Entries from a dataset of interfaces:
--- --- ---

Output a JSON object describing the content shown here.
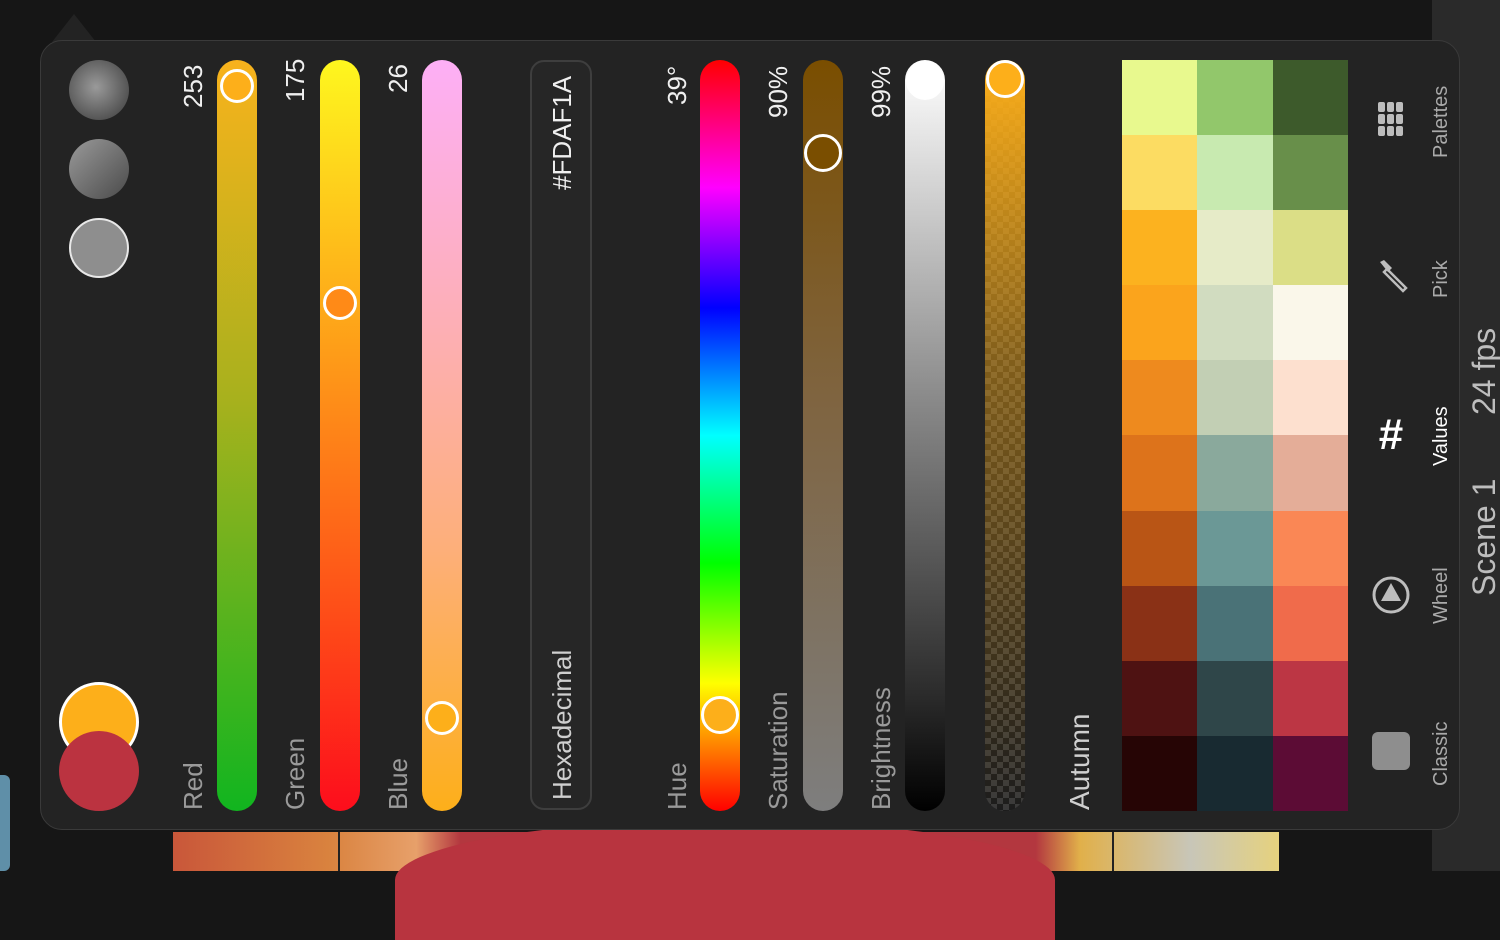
{
  "sliders": {
    "red": {
      "label": "Red",
      "value": "253",
      "level": 0.992
    },
    "green": {
      "label": "Green",
      "value": "175",
      "level": 0.686
    },
    "blue": {
      "label": "Blue",
      "value": "26",
      "level": 0.102
    }
  },
  "hex": {
    "label": "Hexadecimal",
    "value": "#FDAF1A"
  },
  "hsb": {
    "hue": {
      "label": "Hue",
      "value": "39°"
    },
    "saturation": {
      "label": "Saturation",
      "value": "90%"
    },
    "brightness": {
      "label": "Brightness",
      "value": "99%"
    }
  },
  "opacity": {
    "level": 1.0
  },
  "palette": {
    "name": "Autumn",
    "colors": [
      "#e8f98e",
      "#92c76b",
      "#3d5a2b",
      "#fcdc62",
      "#c8eab0",
      "#688f4a",
      "#fcb21f",
      "#e6ebc8",
      "#dbde86",
      "#fba41c",
      "#d1dcc0",
      "#faf7ea",
      "#ee8a1e",
      "#c2cfb4",
      "#fde0cf",
      "#dd731b",
      "#8aa99c",
      "#e4ad98",
      "#b95515",
      "#6b9896",
      "#fa8755",
      "#8a3116",
      "#4a7277",
      "#f06b4b",
      "#4e1212",
      "#2f4649",
      "#bc3644",
      "#260505",
      "#182a31",
      "#5c0c35"
    ]
  },
  "colors": {
    "primary": "#fdaf1a",
    "secondary": "#bb3340"
  },
  "tabs": [
    {
      "label": "Palettes",
      "icon": "palettes-grid-icon",
      "active": false
    },
    {
      "label": "Pick",
      "icon": "eyedropper-icon",
      "active": false
    },
    {
      "label": "Values",
      "icon": "hash-icon",
      "active": true
    },
    {
      "label": "Wheel",
      "icon": "wheel-icon",
      "active": false
    },
    {
      "label": "Classic",
      "icon": "classic-square-icon",
      "active": false
    }
  ],
  "side": {
    "fps": "24 fps",
    "scene": "Scene 1"
  }
}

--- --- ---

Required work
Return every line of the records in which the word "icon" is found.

Solution below
      "icon": "palettes-grid-icon",
      "icon": "eyedropper-icon",
      "icon": "hash-icon",
      "icon": "wheel-icon",
      "icon": "classic-square-icon",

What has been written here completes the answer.